Data –
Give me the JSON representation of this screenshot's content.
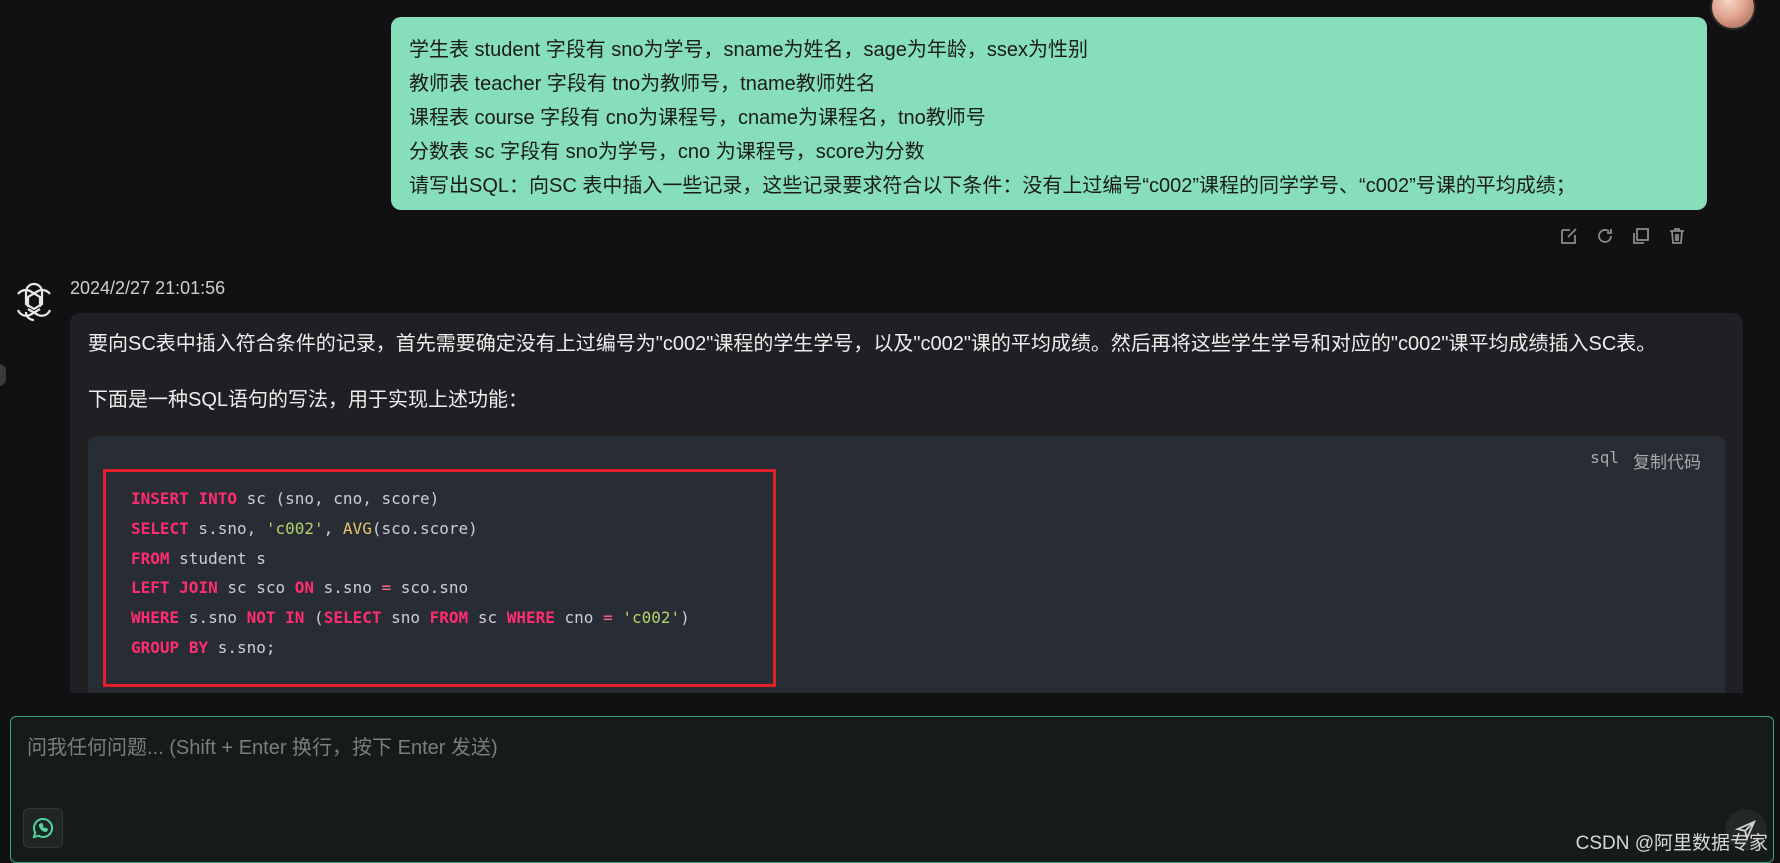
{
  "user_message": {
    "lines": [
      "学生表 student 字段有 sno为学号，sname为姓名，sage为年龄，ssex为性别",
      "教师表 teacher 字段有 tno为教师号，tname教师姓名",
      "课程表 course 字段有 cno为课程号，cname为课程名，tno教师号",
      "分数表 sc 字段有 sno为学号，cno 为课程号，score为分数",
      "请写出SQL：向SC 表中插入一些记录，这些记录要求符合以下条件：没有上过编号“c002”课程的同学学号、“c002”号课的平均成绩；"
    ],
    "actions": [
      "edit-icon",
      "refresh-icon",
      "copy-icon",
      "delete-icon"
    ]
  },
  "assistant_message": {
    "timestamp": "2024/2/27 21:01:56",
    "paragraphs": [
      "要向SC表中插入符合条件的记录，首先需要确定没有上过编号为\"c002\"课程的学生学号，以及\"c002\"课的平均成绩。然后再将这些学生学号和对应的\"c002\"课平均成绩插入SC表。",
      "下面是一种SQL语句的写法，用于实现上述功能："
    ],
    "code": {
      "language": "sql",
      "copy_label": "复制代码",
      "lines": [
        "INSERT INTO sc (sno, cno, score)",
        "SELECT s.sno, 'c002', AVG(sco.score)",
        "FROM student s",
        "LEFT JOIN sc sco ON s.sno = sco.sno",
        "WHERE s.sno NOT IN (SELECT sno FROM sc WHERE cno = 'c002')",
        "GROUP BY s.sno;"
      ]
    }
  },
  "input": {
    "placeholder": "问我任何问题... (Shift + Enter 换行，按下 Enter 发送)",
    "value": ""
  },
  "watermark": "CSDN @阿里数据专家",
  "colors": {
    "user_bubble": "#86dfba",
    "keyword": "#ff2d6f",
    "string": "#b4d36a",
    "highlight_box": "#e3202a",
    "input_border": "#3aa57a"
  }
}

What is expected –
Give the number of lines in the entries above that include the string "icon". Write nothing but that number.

Answer space –
4